### To do
Find how many lines in this data contain the string "Speed". Respond with only that number.

○ ○ ○

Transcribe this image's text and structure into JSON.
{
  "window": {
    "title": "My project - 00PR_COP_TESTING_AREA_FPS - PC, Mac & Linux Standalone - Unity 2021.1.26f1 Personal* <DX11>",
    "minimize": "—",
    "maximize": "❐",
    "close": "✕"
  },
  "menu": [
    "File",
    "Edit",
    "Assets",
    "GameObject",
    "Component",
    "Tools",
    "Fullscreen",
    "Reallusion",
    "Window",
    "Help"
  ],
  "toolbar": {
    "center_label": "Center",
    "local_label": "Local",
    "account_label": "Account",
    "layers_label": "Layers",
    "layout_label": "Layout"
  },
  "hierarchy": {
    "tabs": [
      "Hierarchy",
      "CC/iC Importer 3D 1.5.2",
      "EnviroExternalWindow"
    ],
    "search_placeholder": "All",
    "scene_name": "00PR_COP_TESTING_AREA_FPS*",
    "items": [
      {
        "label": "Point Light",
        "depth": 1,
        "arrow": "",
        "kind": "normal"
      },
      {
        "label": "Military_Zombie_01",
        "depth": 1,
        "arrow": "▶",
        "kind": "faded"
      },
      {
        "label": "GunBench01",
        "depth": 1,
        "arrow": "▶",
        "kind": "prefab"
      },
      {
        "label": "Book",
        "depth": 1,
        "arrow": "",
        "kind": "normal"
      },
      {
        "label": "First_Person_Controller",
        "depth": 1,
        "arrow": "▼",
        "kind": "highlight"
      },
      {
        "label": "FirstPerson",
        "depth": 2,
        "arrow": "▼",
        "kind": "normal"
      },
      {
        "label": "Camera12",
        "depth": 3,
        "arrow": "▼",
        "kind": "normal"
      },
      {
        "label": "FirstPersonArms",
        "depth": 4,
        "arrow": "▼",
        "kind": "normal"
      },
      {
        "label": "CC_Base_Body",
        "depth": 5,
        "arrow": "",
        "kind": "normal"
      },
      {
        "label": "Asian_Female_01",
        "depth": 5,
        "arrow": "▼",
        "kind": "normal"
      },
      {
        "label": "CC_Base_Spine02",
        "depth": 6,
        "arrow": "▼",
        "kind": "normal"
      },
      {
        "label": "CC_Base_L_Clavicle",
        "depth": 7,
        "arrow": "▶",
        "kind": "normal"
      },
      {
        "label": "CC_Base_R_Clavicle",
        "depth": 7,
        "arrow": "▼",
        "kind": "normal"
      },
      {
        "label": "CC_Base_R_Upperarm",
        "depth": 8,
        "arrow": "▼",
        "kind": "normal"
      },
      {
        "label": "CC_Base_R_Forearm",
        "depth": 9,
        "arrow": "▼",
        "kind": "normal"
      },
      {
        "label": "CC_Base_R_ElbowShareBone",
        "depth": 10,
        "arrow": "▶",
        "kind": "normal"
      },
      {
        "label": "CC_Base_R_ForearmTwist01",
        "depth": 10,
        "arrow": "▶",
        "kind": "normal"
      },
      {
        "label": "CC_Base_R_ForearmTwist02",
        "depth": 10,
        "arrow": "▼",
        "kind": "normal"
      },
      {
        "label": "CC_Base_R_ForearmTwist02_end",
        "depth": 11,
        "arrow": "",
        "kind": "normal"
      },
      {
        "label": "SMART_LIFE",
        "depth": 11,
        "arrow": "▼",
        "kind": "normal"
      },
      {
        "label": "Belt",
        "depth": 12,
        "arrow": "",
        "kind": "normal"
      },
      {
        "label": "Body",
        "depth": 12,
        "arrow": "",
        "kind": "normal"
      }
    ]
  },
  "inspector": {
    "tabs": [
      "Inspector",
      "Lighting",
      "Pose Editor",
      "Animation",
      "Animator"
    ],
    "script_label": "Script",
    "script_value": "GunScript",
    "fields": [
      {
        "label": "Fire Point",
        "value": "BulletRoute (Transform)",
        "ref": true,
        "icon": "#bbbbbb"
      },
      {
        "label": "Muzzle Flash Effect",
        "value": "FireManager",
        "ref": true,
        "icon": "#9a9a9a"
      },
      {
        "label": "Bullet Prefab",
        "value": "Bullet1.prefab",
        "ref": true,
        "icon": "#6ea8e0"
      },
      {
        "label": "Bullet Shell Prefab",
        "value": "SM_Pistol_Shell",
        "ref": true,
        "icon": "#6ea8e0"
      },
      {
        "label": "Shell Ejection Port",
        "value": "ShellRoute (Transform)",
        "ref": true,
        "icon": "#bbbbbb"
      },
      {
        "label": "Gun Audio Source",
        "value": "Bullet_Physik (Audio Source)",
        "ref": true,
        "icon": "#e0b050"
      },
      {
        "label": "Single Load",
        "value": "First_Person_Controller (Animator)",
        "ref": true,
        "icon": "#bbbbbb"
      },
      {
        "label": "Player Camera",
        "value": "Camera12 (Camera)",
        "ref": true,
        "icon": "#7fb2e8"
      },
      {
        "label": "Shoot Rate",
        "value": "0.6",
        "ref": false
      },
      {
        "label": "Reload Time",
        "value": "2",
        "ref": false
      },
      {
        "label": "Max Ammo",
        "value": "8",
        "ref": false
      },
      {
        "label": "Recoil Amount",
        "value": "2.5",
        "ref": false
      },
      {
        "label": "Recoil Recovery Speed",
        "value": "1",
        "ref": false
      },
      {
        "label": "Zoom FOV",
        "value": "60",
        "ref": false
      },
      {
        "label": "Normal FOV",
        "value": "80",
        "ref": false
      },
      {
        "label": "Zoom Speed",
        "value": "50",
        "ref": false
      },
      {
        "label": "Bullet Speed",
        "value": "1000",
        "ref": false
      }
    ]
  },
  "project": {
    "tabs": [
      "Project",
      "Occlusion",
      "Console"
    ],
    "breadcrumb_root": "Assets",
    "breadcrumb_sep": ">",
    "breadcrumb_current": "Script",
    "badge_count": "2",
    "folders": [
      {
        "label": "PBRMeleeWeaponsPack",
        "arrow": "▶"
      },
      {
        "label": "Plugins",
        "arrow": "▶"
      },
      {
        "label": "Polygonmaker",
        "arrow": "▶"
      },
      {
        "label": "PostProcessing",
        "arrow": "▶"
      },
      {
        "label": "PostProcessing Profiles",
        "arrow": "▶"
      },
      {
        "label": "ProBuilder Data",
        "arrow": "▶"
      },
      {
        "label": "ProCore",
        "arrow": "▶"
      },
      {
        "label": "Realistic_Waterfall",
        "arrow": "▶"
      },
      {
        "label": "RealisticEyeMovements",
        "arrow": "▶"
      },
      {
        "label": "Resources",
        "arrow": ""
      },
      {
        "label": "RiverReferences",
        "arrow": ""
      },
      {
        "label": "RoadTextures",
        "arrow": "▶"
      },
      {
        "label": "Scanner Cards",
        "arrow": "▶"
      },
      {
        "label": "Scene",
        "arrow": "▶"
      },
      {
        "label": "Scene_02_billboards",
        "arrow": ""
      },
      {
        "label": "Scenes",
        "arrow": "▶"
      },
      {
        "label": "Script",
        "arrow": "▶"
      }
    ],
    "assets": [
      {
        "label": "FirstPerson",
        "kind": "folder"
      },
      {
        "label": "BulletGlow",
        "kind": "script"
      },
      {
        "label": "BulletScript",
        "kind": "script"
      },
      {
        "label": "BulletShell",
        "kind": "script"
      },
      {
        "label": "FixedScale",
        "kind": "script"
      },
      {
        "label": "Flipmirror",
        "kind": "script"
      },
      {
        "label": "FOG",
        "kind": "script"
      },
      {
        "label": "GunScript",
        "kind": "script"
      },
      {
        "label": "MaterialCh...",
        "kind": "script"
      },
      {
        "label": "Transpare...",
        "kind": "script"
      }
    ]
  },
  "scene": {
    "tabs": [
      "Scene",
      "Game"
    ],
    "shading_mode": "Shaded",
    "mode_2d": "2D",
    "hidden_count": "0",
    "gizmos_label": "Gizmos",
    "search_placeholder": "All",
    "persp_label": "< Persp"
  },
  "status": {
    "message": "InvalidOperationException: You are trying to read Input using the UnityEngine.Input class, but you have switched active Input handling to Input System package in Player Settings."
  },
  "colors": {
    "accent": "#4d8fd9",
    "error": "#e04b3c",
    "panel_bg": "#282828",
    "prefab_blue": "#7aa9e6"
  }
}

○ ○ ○

### Answer section
3